(Saved entries)
----
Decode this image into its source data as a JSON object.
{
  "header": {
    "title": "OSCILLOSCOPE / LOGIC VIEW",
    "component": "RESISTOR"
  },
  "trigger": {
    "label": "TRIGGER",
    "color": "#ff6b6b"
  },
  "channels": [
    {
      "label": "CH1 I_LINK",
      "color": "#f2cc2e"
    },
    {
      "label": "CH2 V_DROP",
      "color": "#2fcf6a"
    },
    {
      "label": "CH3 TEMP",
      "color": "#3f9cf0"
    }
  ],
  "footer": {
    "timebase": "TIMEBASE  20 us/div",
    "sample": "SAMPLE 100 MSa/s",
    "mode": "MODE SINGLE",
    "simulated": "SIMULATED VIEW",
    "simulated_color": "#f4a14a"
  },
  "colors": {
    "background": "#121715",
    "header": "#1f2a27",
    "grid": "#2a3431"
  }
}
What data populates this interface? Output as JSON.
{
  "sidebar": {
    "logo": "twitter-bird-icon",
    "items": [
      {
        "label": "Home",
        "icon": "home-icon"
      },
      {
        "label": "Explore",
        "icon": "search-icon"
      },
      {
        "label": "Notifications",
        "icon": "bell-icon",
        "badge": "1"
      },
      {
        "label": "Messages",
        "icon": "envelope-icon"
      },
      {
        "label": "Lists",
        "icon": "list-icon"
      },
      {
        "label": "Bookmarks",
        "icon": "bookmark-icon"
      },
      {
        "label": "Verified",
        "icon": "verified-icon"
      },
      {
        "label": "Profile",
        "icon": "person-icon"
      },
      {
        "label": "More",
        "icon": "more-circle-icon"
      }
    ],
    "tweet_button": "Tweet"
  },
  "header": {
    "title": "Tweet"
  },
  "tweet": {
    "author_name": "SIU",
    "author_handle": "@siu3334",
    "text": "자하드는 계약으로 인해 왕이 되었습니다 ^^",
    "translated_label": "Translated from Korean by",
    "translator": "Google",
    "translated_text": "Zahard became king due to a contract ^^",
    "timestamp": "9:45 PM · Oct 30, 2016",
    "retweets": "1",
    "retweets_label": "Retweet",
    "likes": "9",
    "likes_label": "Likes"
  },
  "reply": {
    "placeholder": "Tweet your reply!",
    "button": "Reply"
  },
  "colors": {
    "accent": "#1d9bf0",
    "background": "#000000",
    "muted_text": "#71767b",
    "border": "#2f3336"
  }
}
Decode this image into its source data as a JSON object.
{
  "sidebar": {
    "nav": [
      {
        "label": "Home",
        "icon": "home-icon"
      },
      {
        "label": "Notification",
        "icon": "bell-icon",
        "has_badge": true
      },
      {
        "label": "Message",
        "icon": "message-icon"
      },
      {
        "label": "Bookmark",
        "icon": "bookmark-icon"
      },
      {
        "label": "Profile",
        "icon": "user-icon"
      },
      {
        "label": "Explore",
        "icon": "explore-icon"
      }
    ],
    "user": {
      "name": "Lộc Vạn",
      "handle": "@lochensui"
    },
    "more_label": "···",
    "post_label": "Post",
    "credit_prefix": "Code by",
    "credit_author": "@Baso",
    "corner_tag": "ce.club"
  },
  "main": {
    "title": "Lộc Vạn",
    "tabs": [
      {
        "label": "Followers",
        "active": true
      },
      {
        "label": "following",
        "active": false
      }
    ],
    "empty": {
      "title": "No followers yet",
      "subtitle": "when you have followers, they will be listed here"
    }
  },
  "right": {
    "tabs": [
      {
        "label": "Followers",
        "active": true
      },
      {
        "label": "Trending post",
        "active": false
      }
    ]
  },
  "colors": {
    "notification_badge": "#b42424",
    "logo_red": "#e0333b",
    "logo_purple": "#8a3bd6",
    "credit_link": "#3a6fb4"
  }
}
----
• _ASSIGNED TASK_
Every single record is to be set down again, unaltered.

• _SOLVED EXERCISE_
Decode this image into its source data as a JSON object.
{
  "header": {
    "title": "OSCILLOSCOPE / LOGIC VIEW",
    "component": "RESISTOR"
  },
  "trigger": {
    "label": "TRIGGER",
    "color": "#ff6b6b"
  },
  "channels": [
    {
      "label": "CH1 I_LINK",
      "color": "#f2cc2e"
    },
    {
      "label": "CH2 V_DROP",
      "color": "#2fcf6a"
    },
    {
      "label": "CH3 TEMP",
      "color": "#3f9cf0"
    }
  ],
  "footer": {
    "timebase": "TIMEBASE  20 us/div",
    "sample": "SAMPLE 100 MSa/s",
    "mode": "MODE SINGLE",
    "simulated": "SIMULATED VIEW",
    "simulated_color": "#f4a14a"
  },
  "colors": {
    "background": "#121715",
    "header": "#1f2a27",
    "grid": "#2a3431"
  }
}
What data populates this interface? Output as JSON.
{
  "sidebar": {
    "logo": "twitter-bird-icon",
    "items": [
      {
        "label": "Home",
        "icon": "home-icon"
      },
      {
        "label": "Explore",
        "icon": "search-icon"
      },
      {
        "label": "Notifications",
        "icon": "bell-icon",
        "badge": "1"
      },
      {
        "label": "Messages",
        "icon": "envelope-icon"
      },
      {
        "label": "Lists",
        "icon": "list-icon"
      },
      {
        "label": "Bookmarks",
        "icon": "bookmark-icon"
      },
      {
        "label": "Verified",
        "icon": "verified-icon"
      },
      {
        "label": "Profile",
        "icon": "person-icon"
      },
      {
        "label": "More",
        "icon": "more-circle-icon"
      }
    ],
    "tweet_button": "Tweet"
  },
  "header": {
    "title": "Tweet"
  },
  "tweet": {
    "author_name": "SIU",
    "author_handle": "@siu3334",
    "text": "자하드는 계약으로 인해 왕이 되었습니다 ^^",
    "translated_label": "Translated from Korean by",
    "translator": "Google",
    "translated_text": "Zahard became king due to a contract ^^",
    "timestamp": "9:45 PM · Oct 30, 2016",
    "retweets": "1",
    "retweets_label": "Retweet",
    "likes": "9",
    "likes_label": "Likes"
  },
  "reply": {
    "placeholder": "Tweet your reply!",
    "button": "Reply"
  },
  "colors": {
    "accent": "#1d9bf0",
    "background": "#000000",
    "muted_text": "#71767b",
    "border": "#2f3336"
  }
}
Decode this image into its source data as a JSON object.
{
  "sidebar": {
    "nav": [
      {
        "label": "Home",
        "icon": "home-icon"
      },
      {
        "label": "Notification",
        "icon": "bell-icon",
        "has_badge": true
      },
      {
        "label": "Message",
        "icon": "message-icon"
      },
      {
        "label": "Bookmark",
        "icon": "bookmark-icon"
      },
      {
        "label": "Profile",
        "icon": "user-icon"
      },
      {
        "label": "Explore",
        "icon": "explore-icon"
      }
    ],
    "user": {
      "name": "Lộc Vạn",
      "handle": "@lochensui"
    },
    "more_label": "···",
    "post_label": "Post",
    "credit_prefix": "Code by",
    "credit_author": "@Baso",
    "corner_tag": "ce.club"
  },
  "main": {
    "title": "Lộc Vạn",
    "tabs": [
      {
        "label": "Followers",
        "active": true
      },
      {
        "label": "following",
        "active": false
      }
    ],
    "empty": {
      "title": "No followers yet",
      "subtitle": "when you have followers, they will be listed here"
    }
  },
  "right": {
    "tabs": [
      {
        "label": "Followers",
        "active": true
      },
      {
        "label": "Trending post",
        "active": false
      }
    ]
  },
  "colors": {
    "notification_badge": "#b42424",
    "logo_red": "#e0333b",
    "logo_purple": "#8a3bd6",
    "credit_link": "#3a6fb4"
  }
}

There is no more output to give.